Biggs was one of a very few individuals to be selected as an Honorary Life Member in the 60-year history of the association.
He had served in every OSA office, including several different times as the club’s president.
He served for many years as a member on the Carson City Advisory Board to Manage Wildlife.
Biggs was the only person in Carson City to have been selected as an Honorary Life Member in two different sportsmen’s groups (OSA and the Carson Rifle and Pistol Club).
He spent many years as the Chief Hunter Education Instructor for the Carson City area. He was extremely proud (and correctly so!) of the fact that out of more than 2,000 students he taught, none have ever been involved in a hunting mishap. That is a truly remarkable achievement.
He was honored on two different occasions by the Nevada Wildlife Federation as the State Hunter Education Instructor of The Year.
In 1994, Gov. Bob Miller selected Dec. 3, as Dick Biggs Day in honor of his many years of dedication and contribution to the Nevada Hunter Education Program.
The Nevada Wildlife Federation also honored him one year as the State Conservationist of The Year.
He was a former longtime member of the state board of directors of the Nevada Wildlife Federation.
He was also a longtime member of the National Rifle Association.
In his later years, he instigated an OSA project to erect a number of bird stands along Highway 395 in Washoe Valley for use by the many hawks in that area.
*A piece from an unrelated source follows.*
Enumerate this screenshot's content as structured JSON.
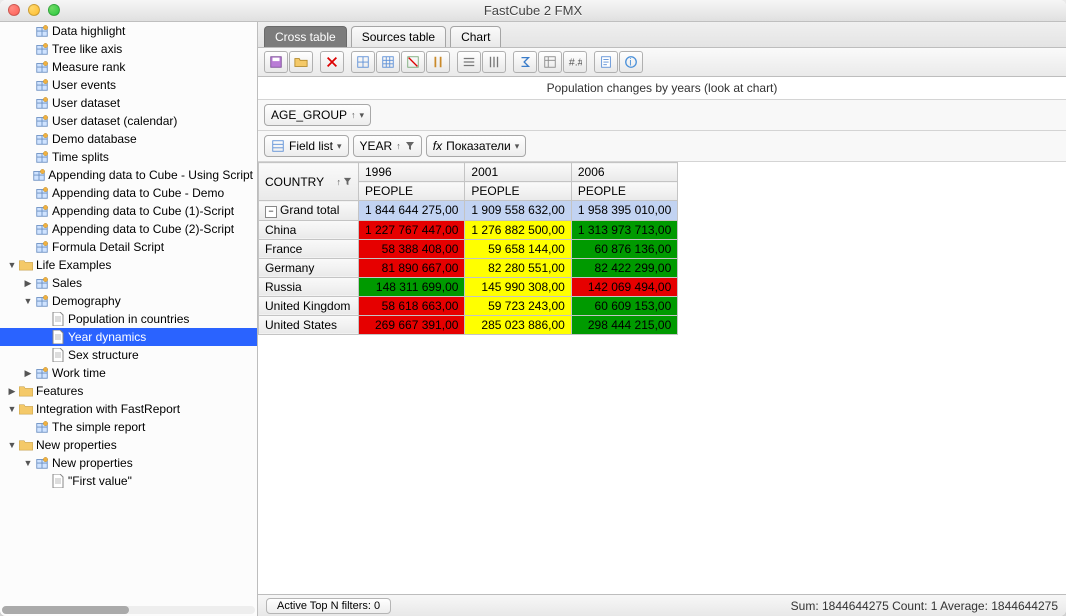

You can see them today, as you drive to and from Reno.
At age 83, he remodeled their bathroom, all by himself.
Then, earlier this year, at age 89, he remodeled an upper kitchen cabinet, so the refrigerator would fit under it!
A remarkable individual.
Dick Biggs (1917-2006) will be deeply missed.
Memorial services will be at 11 a.m. Tuesday at St. Peters Episcopal Church.
• Don Quilici is an outdoor writer for the Nevada Appeal. Contact him at firstname.lastname@example.org or 881-1214.